Extended MS-DOS will be the leading personal computer operating system of the future, according to an attendee poll conducted by Byte Magazine at last week’s Comdex/Spring exhibition in Chicago. Microbytes Daily reports that when asked to predict which operating system would be the dominant force in the personal computer industry by the end of 1992, […]

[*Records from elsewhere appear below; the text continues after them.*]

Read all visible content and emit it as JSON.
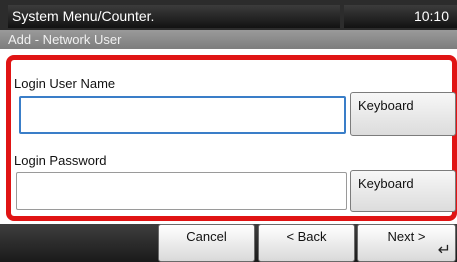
{
  "status": {
    "menu_title": "System Menu/Counter.",
    "time": "10:10"
  },
  "screen": {
    "title": "Add - Network User"
  },
  "form": {
    "username_label": "Login User Name",
    "username_value": "",
    "password_label": "Login Password",
    "password_value": "",
    "keyboard_label": "Keyboard"
  },
  "nav": {
    "cancel_label": "Cancel",
    "back_label": "< Back",
    "next_label": "Next >"
  },
  "icons": {
    "enter": "enter-icon"
  },
  "colors": {
    "highlight_border": "#e01414",
    "focus_border": "#3a7ec8"
  }
}
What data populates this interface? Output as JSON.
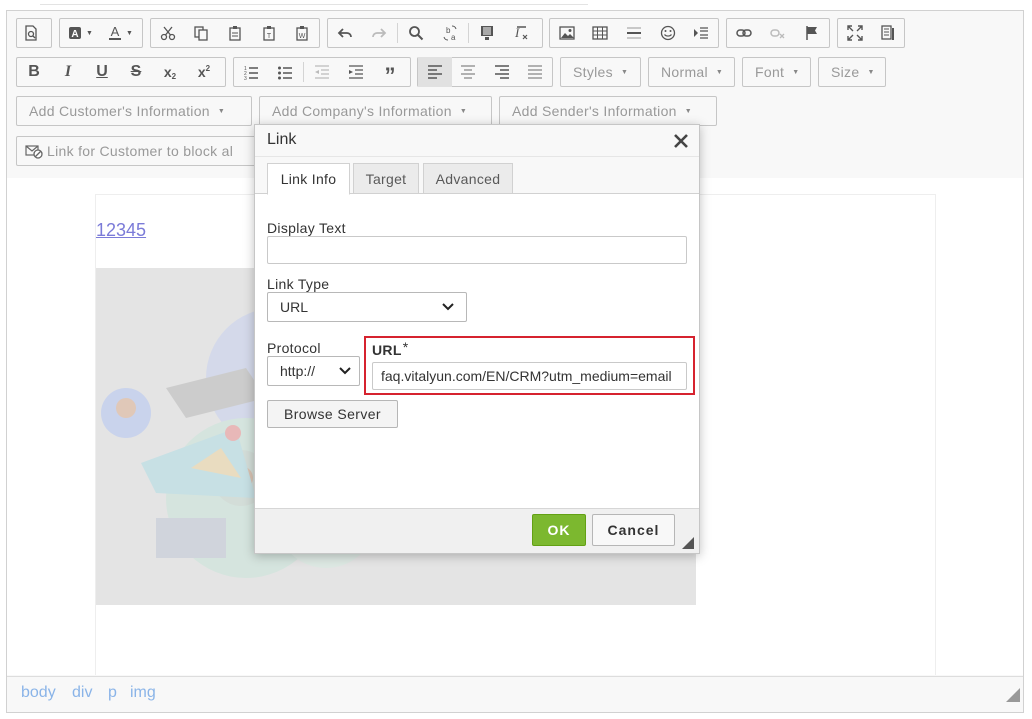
{
  "toolbar": {
    "styles_label": "Styles",
    "format_label": "Normal",
    "font_label": "Font",
    "size_label": "Size",
    "add_customer_info": "Add Customer's Information",
    "add_company_info": "Add Company's Information",
    "add_sender_info": "Add Sender's Information",
    "link_block_label": "Link for Customer to block al"
  },
  "document": {
    "link_text": "12345"
  },
  "statusbar": {
    "crumbs": [
      "body",
      "div",
      "p",
      "img"
    ]
  },
  "dialog": {
    "title": "Link",
    "tabs": [
      {
        "label": "Link Info",
        "selected": true
      },
      {
        "label": "Target",
        "selected": false
      },
      {
        "label": "Advanced",
        "selected": false
      }
    ],
    "display_text_label": "Display Text",
    "display_text_value": "",
    "link_type_label": "Link Type",
    "link_type_value": "URL",
    "protocol_label": "Protocol",
    "protocol_value": "http://",
    "url_label": "URL",
    "url_required_mark": "*",
    "url_value": "faq.vitalyun.com/EN/CRM?utm_medium=email",
    "browse_server_label": "Browse Server",
    "ok_label": "OK",
    "cancel_label": "Cancel"
  },
  "colors": {
    "ok_button": "#7cb82f",
    "highlight_border": "#d6232f",
    "link_color": "#7b7bd8"
  }
}
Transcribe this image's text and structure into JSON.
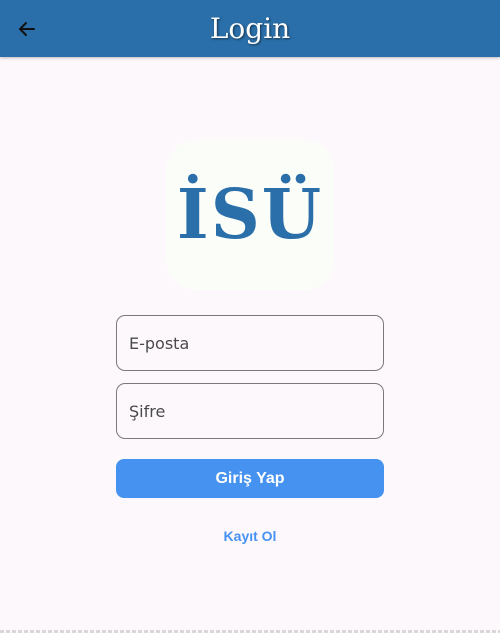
{
  "app_bar": {
    "title": "Login",
    "back_icon": "arrow-left-icon",
    "background_color": "#2a6fa9"
  },
  "logo": {
    "text": "İSÜ",
    "color": "#2a6fa9"
  },
  "form": {
    "email_placeholder": "E-posta",
    "email_value": "",
    "password_placeholder": "Şifre",
    "password_value": "",
    "login_button_label": "Giriş Yap",
    "register_link_label": "Kayıt Ol"
  },
  "colors": {
    "accent": "#4592f0",
    "background": "#fdf8fc",
    "field_border": "#7a7a7a"
  }
}
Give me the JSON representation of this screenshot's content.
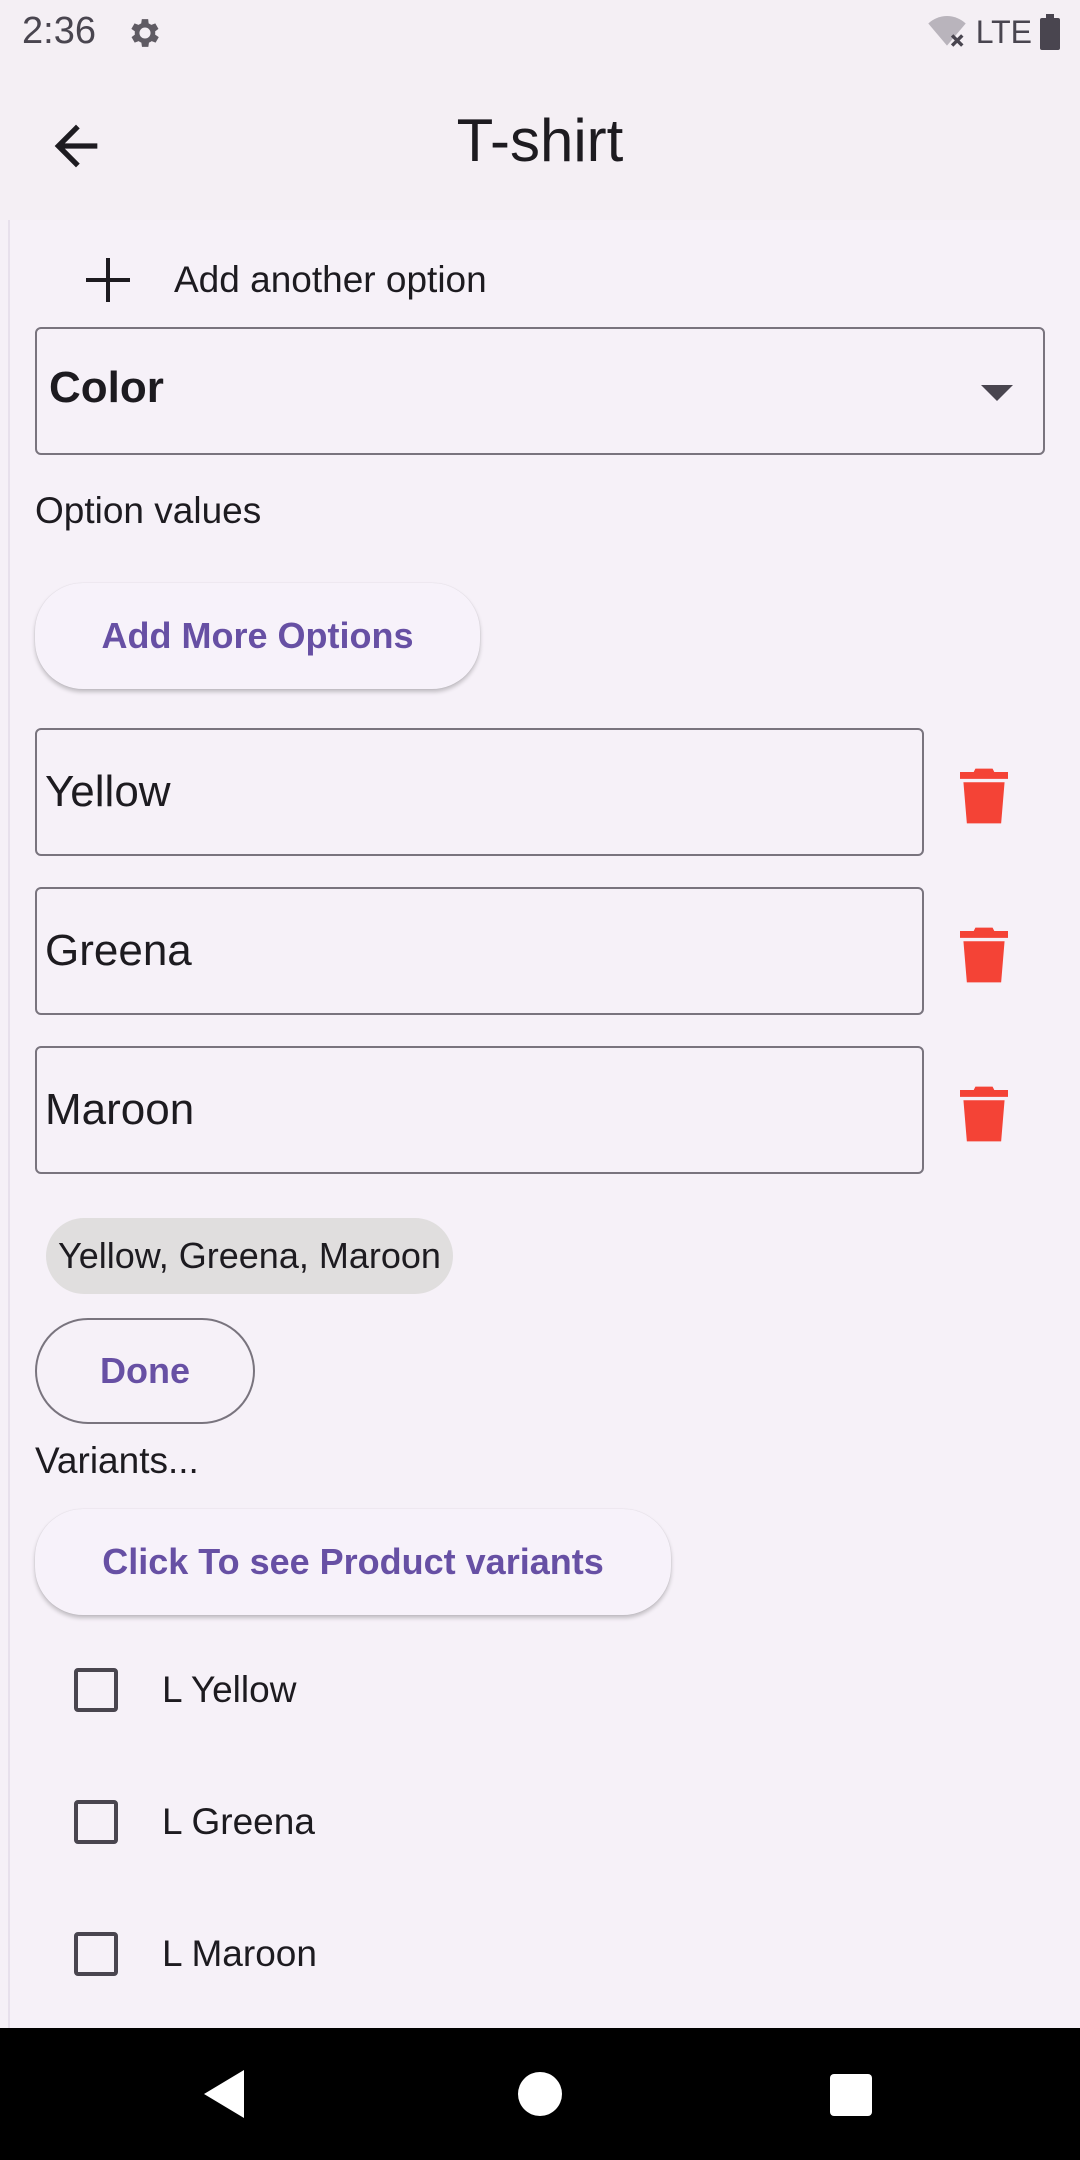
{
  "status": {
    "time": "2:36",
    "network": "LTE"
  },
  "appbar": {
    "title": "T-shirt"
  },
  "add_option": {
    "label": "Add another option"
  },
  "option_select": {
    "value": "Color"
  },
  "option_values": {
    "label": "Option values",
    "add_more_label": "Add More Options",
    "values": [
      "Yellow",
      "Greena",
      "Maroon"
    ],
    "summary_chip": "Yellow, Greena, Maroon",
    "done_label": "Done"
  },
  "variants": {
    "label": "Variants...",
    "see_variants_label": "Click To see Product variants",
    "items": [
      "L Yellow",
      "L Greena",
      "L Maroon"
    ]
  },
  "colors": {
    "accent": "#6750a4",
    "delete": "#f44336",
    "background": "#f6f1f8"
  }
}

Extended MS-DOS will be the leading personal computer operating system of the future, according to an attendee poll conducted by Byte Magazine at last week’s Comdex/Spring exhibition in Chicago. Microbytes Daily reports that when asked to predict which operating system would be the dominant force in the personal computer industry by the end of 1992, 30% of the 4,000 attendees nominated Extended MS-DOS. OS/2 was picked by just 20% of the delegates, and came third to Unix, which gained a 26% endorsement. Traditional MS-DOS got a 13% vote, while Macintosh OS came last with 4%. With 31% of the votes, Extended MS-DOS also topped a similar poll conducted by Byte at last year’s Comdex/Fall fair. However, OS/2 appears to be finding gradual favour: in the autumn poll, the product came in third place with just 16% of the votes, trailing Traditional MS-DOS at 18%. The new Unix standard was fourth choice at 15%, but when combined with Standard Unix, the Unix share rose to 24% of the total votes cast. The results of the two polls will be analysed in a special report, which Byte plans to publish shortly. OS/2 also proved a popular debating point for Comdex’s panel of industry experts, comprising Jim Seymour, Will Zachmann, Stewart Alsop, Tim Bajarin, Amy Wohl, and Enzo Torresi. Although all the panellists agreed that the product had been slow to arrive, there was a divergence of views concerning its future. Zachman claims that the operating system was destined to take over the majority of desktops, were counterbalanced by Bajarin, who drew attention to the fact that between 15% and 20% of the computers currently being bought by Fortune 500 companies are 8088 or 8086-based machines. Reinforcing the view expressed by the poll, the panellists also agreed that MS-DOS would continue to dominate the personal computer environment, with estimates of the installed base share which the operating system would hold by 1992 ranging from 30% to 45%. However, OS/2 was awarded a unanimous second place, with its share placed at between 20% and 30%. Graphical user interfaces proved a second popular debating point. The panel was split between those who dismissed the drive for a standard as irrelevant, and those who claimed that with the common look-and feel of Microsoft’s Windows, IBM’s Presentation Manager, and the Open Software Foundation’s Motif, a standard interface had already been established. None of the experts was prepared to bet against Steve Job and NeXT; however, other individual predictions included the death of the mainframe, and a victory for Micro Channel over the EISA bus consortium.